The relationship between regional activity and high-quality transit is no accident. Economic activity gravitates towards areas of greater accessibility, including Metrorail station areas and commercial corridors — once streetcar routes — currently served by Metrobus. However, transit service can also be extended to areas of economic activity which developed due to good highway accessibility, such as Tysons Corner.
As the local jurisdictions continue to focus population and employment growth into these areas, Metro and other regional transit operators are working to connect them to the regional core and to one another through high-quality transit. It is clear from the current levels of highway congestion that Metropolitan Washington needs more high-quality Metro service (bus and rail) in order to support the growth anticipated over the next 25 years.
About the COG Activity Centers
The activity centers list, recently updated by the Metropolitan Washington Council of Governments (COG), describes where the local jurisdictions plan to focus household and job growth in order to support regional goals of transit-friendly development patterns and sustainability. This updated list includes 120 activity centers within the Metro Compact Jurisdictions (including Loudoun County) and additional 19 within the COG planning area not served by Metro, including Charles, Frederick and Prince William Counties, and the cities of Manassas and Manassas Park.

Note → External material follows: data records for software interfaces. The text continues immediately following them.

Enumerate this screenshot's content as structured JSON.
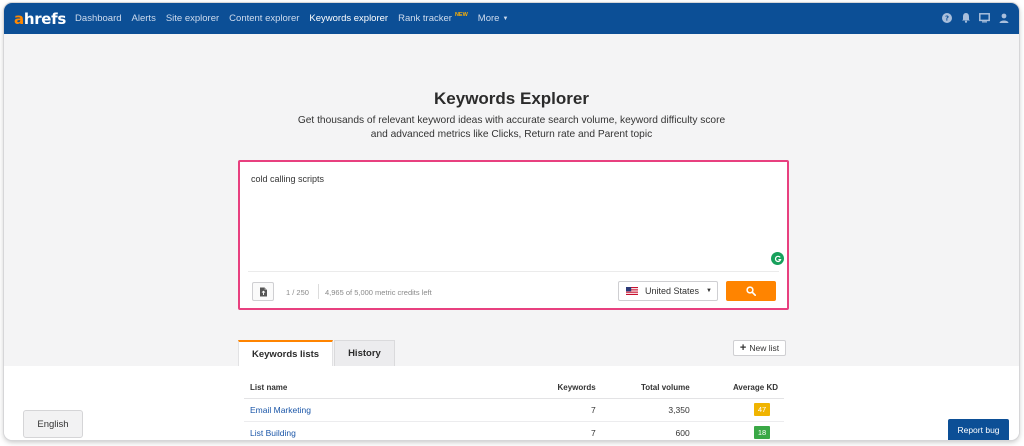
{
  "nav": {
    "logo_a": "a",
    "logo_rest": "hrefs",
    "items": [
      {
        "label": "Dashboard"
      },
      {
        "label": "Alerts"
      },
      {
        "label": "Site explorer"
      },
      {
        "label": "Content explorer"
      },
      {
        "label": "Keywords explorer",
        "active": true
      },
      {
        "label": "Rank tracker",
        "badge": "NEW"
      },
      {
        "label": "More"
      }
    ],
    "icons": [
      "help-icon",
      "bell-icon",
      "monitor-icon",
      "user-icon"
    ]
  },
  "hero": {
    "title": "Keywords Explorer",
    "subtitle_line1": "Get thousands of relevant keyword ideas with accurate search volume, keyword difficulty score",
    "subtitle_line2": "and advanced metrics like Clicks, Return rate and Parent topic"
  },
  "search": {
    "value": "cold calling scripts",
    "counter": "1 / 250",
    "credits": "4,965 of 5,000 metric credits left",
    "country": "United States"
  },
  "tabs": [
    {
      "label": "Keywords lists",
      "active": true
    },
    {
      "label": "History",
      "active": false
    }
  ],
  "new_list_label": "New list",
  "table": {
    "headers": [
      "List name",
      "Keywords",
      "Total volume",
      "Average KD"
    ],
    "rows": [
      {
        "name": "Email Marketing",
        "keywords": "7",
        "volume": "3,350",
        "kd": "47",
        "kd_color": "#f0b400"
      },
      {
        "name": "List Building",
        "keywords": "7",
        "volume": "600",
        "kd": "18",
        "kd_color": "#3aa846"
      }
    ]
  },
  "footer": {
    "language": "English",
    "report_bug": "Report bug"
  },
  "colors": {
    "nav_bg": "#0c4f96",
    "accent_orange": "#ff8400",
    "search_border": "#e8407f",
    "link": "#1a56a8"
  }
}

On January 17th and 18th, two staffers from Metro’s Office of Planning attended a two day transit network design course, offered by long time transit planning consultant, transit blogger and now author, Jarrett Walker. In transit planning circles, Walker’s recent efforts, culminating with “Human Transit,” have been very well regarded. For many planners, his book has been a breath of fresh air in helping to demystify how complex transit offerings can be made more simple, customer focused, effective, and useful for everyday city life. Many planners have an appreciation of the attention he has given to linguistics, and how word choice (i.e., the use of “transfer” vs. “connection” or “transit route” vs. “transit line”) can subtly reinforce or undermine certain collective beliefs about the usefulness of transit, or anything else for that matter.

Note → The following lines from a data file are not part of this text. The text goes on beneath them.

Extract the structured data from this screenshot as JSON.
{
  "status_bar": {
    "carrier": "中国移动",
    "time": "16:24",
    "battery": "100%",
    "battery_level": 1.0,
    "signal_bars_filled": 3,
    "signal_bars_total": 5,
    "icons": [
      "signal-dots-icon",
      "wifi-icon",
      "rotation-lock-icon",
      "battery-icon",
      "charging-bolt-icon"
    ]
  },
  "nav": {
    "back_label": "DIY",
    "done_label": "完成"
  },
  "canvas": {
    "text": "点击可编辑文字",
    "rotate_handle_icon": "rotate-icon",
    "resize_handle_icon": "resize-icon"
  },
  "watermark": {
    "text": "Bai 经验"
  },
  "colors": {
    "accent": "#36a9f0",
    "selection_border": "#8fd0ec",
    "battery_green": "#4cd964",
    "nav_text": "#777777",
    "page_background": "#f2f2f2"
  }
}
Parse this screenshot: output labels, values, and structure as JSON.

The participants in the DC course were fairly diverse, although all of those in attendance had a vested interest in transit in some way. Among these were urban planners, consultants, advocates, and transit planners, among others. Care was taken to ensure that each working group had a included at least one transit professional mixed with other disciplines and backgrounds in order to facilitate a balanced discussion. Read more…